Colleagues from the NHS in Leeds have developed an easy read leaflet to help people with a learning disability speak to their GP about a referral for outpatient appointments. You can download the leaflet here.
The local NHS is working hard to get services up and running again, however it’s important that this is done in a safely managed way. This means that priority will be given based on clinical urgency. If you were booked in for an operation, your local NHS will contact you in due course to explain the next steps, including any further delays you may experience. If, while waiting for your operation, you feel unwell please call your GP practice in the first instance or NHS 111. Patients needing emergency help should call 999 or go to the nearest accident and emergency department, please remember that emergency care is for a life or limb-threatening condition only.

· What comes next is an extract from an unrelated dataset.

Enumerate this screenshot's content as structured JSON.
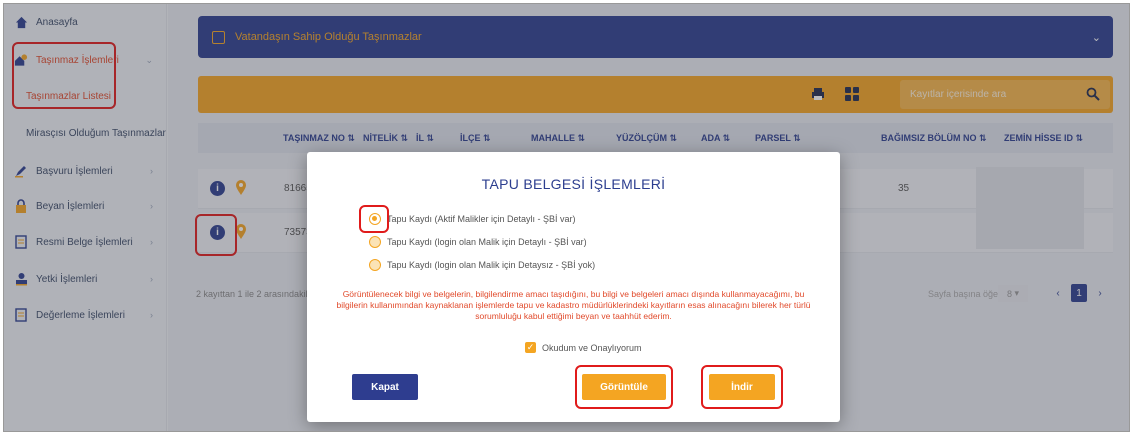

What is an outpatient appointment? If you have been referred to hospital but do not need to stay overnight, it means you’re being treated as an outpatient or a day case. Like many other services, most initial consultations will take place over the telephone or using video consultations. The healthcare professionals looking after you will invite you in for a face-to-face appointment if we need to see you physically based on clinical judgement or for any surgery.
The NHS wants to reassure patients that your care will be provided in a safe, low risk environment, and ask third sector partners to please share this message among your networks.